Once again we see the usual 7” PCB associated with the GT 240 but unlike the 512MB version of this card, this one has a much more basic cooling assembly which allows it to retain single slot status. The downwards airflow caused by the fan should help cool off the DDR3 memory modules. Meanwhile, the backplate is more of the same; it seems NVIDIA’s reference solution suited all of the board partners in this roundup.
 

SKYMTL

HardwareCanuck Review Editor
Staff member
Joined
Feb 26, 2007
Messages
13,264
Location
Montreal
Test System & Setup

Test System & Setup

Please note that this test system was specifically picked out to run our budget GPUs hand in hand with a configuration that doesn't cost more than $500CAD for the CPU, motherboard and memory.

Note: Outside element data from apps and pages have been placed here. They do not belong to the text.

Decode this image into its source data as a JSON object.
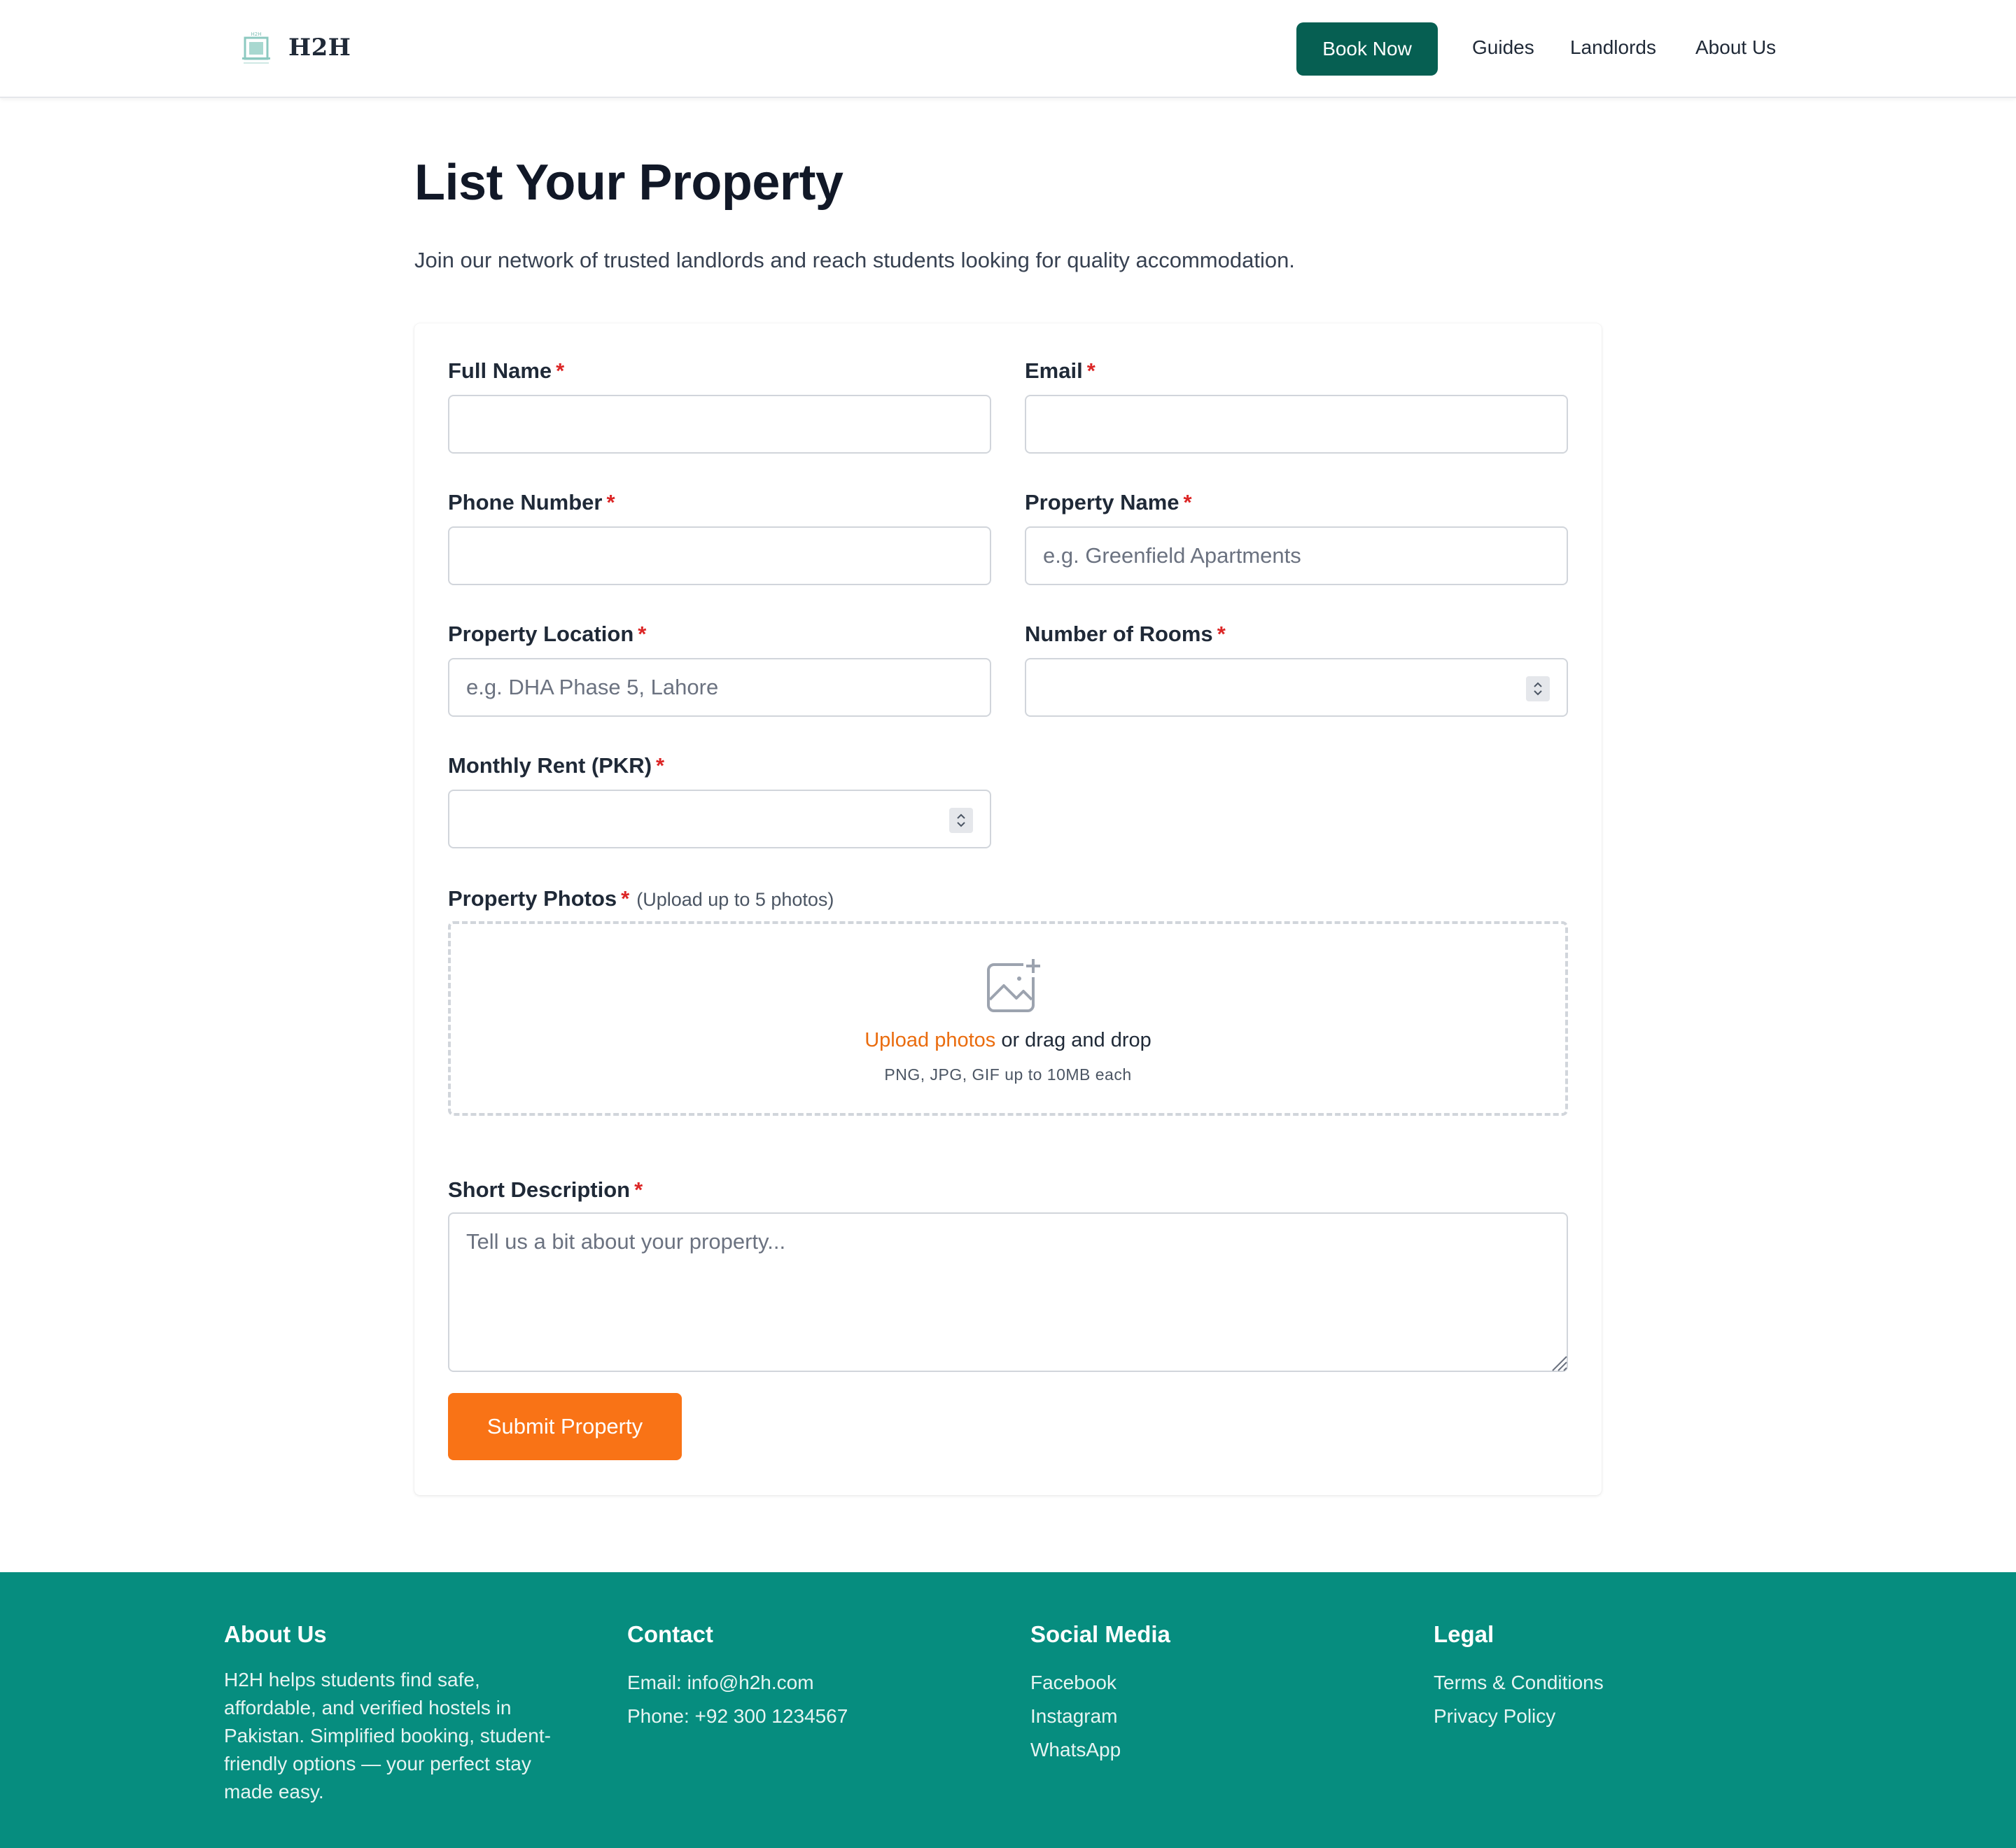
{
  "header": {
    "brand": "H2H",
    "logo_text": "H2H",
    "book_now": "Book Now",
    "nav": [
      "Guides",
      "Landlords",
      "About Us"
    ]
  },
  "page": {
    "title": "List Your Property",
    "subtitle": "Join our network of trusted landlords and reach students looking for quality accommodation."
  },
  "form": {
    "required_mark": "*",
    "full_name": {
      "label": "Full Name",
      "value": "",
      "placeholder": ""
    },
    "email": {
      "label": "Email",
      "value": "",
      "placeholder": ""
    },
    "phone": {
      "label": "Phone Number",
      "value": "",
      "placeholder": ""
    },
    "property_name": {
      "label": "Property Name",
      "value": "",
      "placeholder": "e.g. Greenfield Apartments"
    },
    "property_location": {
      "label": "Property Location",
      "value": "",
      "placeholder": "e.g. DHA Phase 5, Lahore"
    },
    "rooms": {
      "label": "Number of Rooms",
      "value": "",
      "placeholder": ""
    },
    "rent": {
      "label": "Monthly Rent (PKR)",
      "value": "",
      "placeholder": ""
    },
    "photos": {
      "label": "Property Photos",
      "hint": "(Upload up to 5 photos)",
      "upload_link": "Upload photos",
      "upload_rest": " or drag and drop",
      "note": "PNG, JPG, GIF up to 10MB each",
      "icon": "image-plus-icon"
    },
    "description": {
      "label": "Short Description",
      "value": "",
      "placeholder": "Tell us a bit about your property..."
    },
    "submit": "Submit Property"
  },
  "footer": {
    "about": {
      "title": "About Us",
      "text_lines": [
        "H2H helps students find safe,",
        "affordable, and verified hostels in",
        "Pakistan. Simplified booking, student-",
        "friendly options — your perfect stay",
        "made easy."
      ]
    },
    "contact": {
      "title": "Contact",
      "email": "Email: info@h2h.com",
      "phone": "Phone: +92 300 1234567"
    },
    "social": {
      "title": "Social Media",
      "links": [
        "Facebook",
        "Instagram",
        "WhatsApp"
      ]
    },
    "legal": {
      "title": "Legal",
      "links": [
        "Terms & Conditions",
        "Privacy Policy"
      ]
    }
  },
  "colors": {
    "primary_dark": "#065f52",
    "footer_teal": "#068d7f",
    "accent_orange": "#f97316",
    "required_red": "#dc2626"
  }
}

Processor: Intel Core i5 750 @ 2.67Ghz (Turbo Mode Enabled)
Memory: 2x2GB OCZ Platinum PC-15000 @ 6-7-6-17 1066Mhz DDR
Motherboard: MSI H57M ED-65
Cooling: Thermalright TRUE
Disk Drive: Pioneer DVD Writer
Hard Drive: Western Digital Caviar Black 640GB
Power Supply: Corsair HX520
Monitor: Samsung 305T 30” widescreen LCD
OS: Windows 7 Ultimate N x64


Graphics Cards:

EVGA GT 240 Superclocked
Gigabyte GT 240 512MB
Gigabyte GT 240 1GB
MSI GT 240 OC
Sparkle GT 240 1GB GDDR3
Sparkle GT 240 512MB GDDR5
Sapphire HD 5670 1GB GDDR5
Sapphire HD 5570 1GB
ATI HD 4650 512MB
ATI HD 4670 512MB
Sparkle GT 220 1GB GDDR3
EVGA 9800 GT 512MB (Reference)
EVGA 9600 GT 512MB (Reference)
Palit 9600 GSO 384MB (Reference)



Drivers:

ATI 10.2 WHQL
NVIDIA 195.62 WHQL


Applications Used:

Batman Arkum Asylum
Borderlands
Dawn of War II
DiRT 2
Dragon Age: Origins
Far Cry 2
Left 4 Dead 2


*Notes:

- All games tested have been patched to their latest version

- The OS has had all the latest hotfixes and updates installed

- All scores you see are the averages after 2 benchmark runs

All game-specific methodologies are explained above the graphs for each game

All IQ settings were adjusted in-game
 

SKYMTL

HardwareCanuck Review Editor
Staff member
Joined
Feb 26, 2007
Messages
13,264
Location
Montreal
Batman: Arkham Asylum

Batman: Arkham Asylum (DX9)


Even though Batman: AA has its own in-game benchmarking tool, we found that its results are absolutely not representative of real-world gaming performance. As such, we used FRAPS to record run-through of the first combat challenge which is unlocked after completing the first of The Riddler’s tasks. It includes close-in combat with up to 8 enemies as well as ranged combat. In addition, we made sure to set the smoothframerate line in the game’s config to “false”. No AA was used as the game engine does not natively support it.


1680 x 1050



1920 x 1200

 
Status
Not open for further replies.

Latest posts

Twitter

Top